As a form of soft-power diplomacy, promoting Taiwan’s cuisine gives people a taste of the culture and piques their interest to visit the island. The Overseas Community Affairs Council gave 36 restaurants the Overseas Quality Restaurant award in 2014, and about 70 restaurants in total have been recognized since the award’s genesis.

There are about 200 Taiwanese restaurants in Southern California alone. Over the past few years the increasing popularity of Taiwanese foods, such as bubble tea and beef noodles, have drawn Taiwan’s franchises to open locations in the US.

In fact, many restaurant chains from Taiwan are looking to expand in the US. Examples of major Taiwanese chains now open in America include Ten Ren, famous for high quality teas, 85 Degree Café, well known for pastries and coffee, the famous dim sum restaurant Din Tai Fung, and several bubble tea shops. The majority of Taiwan’s chains concentrate in California. Ten Ren has 14 stores in California, compared to six in New York, two in Maryland, and one in Chicago, Illinois. 85 Degree Café has seven stores in California and plans to open 50 stores in the US over the next three years.

The 626 Night Market has also increased awareness of Taiwan’s food culture in Southern California.

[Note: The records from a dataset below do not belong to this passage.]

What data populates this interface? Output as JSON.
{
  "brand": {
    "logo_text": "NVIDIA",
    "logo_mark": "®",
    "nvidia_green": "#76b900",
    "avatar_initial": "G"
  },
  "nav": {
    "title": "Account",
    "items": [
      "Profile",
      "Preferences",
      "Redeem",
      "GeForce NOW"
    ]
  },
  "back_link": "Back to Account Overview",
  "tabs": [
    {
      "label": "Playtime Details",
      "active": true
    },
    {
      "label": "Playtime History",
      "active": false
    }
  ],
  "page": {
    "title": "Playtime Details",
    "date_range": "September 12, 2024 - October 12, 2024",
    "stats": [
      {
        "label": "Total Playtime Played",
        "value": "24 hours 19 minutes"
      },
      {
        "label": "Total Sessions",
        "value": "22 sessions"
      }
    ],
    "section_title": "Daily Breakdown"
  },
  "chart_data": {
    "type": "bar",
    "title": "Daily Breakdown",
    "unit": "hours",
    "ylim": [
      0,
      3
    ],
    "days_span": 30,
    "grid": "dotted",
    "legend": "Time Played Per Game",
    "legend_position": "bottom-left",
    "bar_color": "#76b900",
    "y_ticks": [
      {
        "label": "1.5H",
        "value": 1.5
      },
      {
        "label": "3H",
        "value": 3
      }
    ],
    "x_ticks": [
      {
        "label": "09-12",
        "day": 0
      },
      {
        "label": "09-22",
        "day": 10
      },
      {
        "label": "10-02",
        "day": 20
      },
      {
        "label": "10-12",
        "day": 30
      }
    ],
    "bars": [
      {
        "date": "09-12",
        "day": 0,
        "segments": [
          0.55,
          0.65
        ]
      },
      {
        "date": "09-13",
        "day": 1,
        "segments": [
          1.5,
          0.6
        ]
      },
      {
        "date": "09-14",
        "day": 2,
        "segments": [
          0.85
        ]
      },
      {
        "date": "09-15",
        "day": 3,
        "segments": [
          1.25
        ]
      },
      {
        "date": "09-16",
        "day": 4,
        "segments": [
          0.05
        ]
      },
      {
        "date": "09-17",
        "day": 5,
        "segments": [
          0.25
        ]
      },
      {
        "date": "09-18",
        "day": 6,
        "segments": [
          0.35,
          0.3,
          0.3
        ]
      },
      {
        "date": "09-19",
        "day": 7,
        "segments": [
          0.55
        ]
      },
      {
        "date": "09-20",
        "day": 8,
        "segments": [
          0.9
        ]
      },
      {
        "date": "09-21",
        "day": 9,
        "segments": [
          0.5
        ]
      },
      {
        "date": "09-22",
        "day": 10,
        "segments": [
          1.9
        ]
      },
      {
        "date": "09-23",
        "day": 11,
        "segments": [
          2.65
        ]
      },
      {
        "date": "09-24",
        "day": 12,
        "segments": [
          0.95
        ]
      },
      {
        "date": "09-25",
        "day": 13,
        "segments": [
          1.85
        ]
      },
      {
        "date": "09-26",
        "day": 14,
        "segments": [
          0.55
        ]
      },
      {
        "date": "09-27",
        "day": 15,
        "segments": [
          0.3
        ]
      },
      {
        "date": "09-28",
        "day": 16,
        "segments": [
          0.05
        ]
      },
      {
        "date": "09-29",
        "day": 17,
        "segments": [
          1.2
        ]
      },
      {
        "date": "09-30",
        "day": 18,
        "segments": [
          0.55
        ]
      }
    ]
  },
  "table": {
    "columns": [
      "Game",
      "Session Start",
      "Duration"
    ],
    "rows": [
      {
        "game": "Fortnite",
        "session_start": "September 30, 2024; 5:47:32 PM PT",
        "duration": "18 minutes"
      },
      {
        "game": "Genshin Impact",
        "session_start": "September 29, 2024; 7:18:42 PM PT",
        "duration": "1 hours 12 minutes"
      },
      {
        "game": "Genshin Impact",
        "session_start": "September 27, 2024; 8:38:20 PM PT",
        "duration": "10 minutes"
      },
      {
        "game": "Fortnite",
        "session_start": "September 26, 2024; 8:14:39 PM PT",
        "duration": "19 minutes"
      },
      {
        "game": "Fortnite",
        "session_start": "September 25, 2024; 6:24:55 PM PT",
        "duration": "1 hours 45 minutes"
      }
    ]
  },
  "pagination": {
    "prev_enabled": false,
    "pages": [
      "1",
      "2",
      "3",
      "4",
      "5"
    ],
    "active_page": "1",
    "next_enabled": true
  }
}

Founded in April 2012 by Johnny Hwang, the 626 Night Market and its subsidiaries are open air food markets styled after the ones found in the streets of Taiwan. Hwang founded the market as a space for local businesses and entertainment to broaden their reach within the community. Last year, the 626 Night Market attracted more than 200,000 people.  Sophia Wong, the general manager of market, believes it offers young Asian Americans a way to reconnect with their cultural heritage.

California has a large Asian American population of over 5.7 million people comprising about 15% of the state’s total populace, and over 100,000 who are of Taiwanese descent.  This explains why Taiwan’s franchises and gastro-diplomacy efforts have so far been focused in the state. Successes in California will likely to lead to further expansion to other areas with large Asian American populations, as well as metropolitan areas across the US.

 Melissa Newcomb recently graduated from American University SIS and is a Research Intern at the East-West Center in Washington, D.C.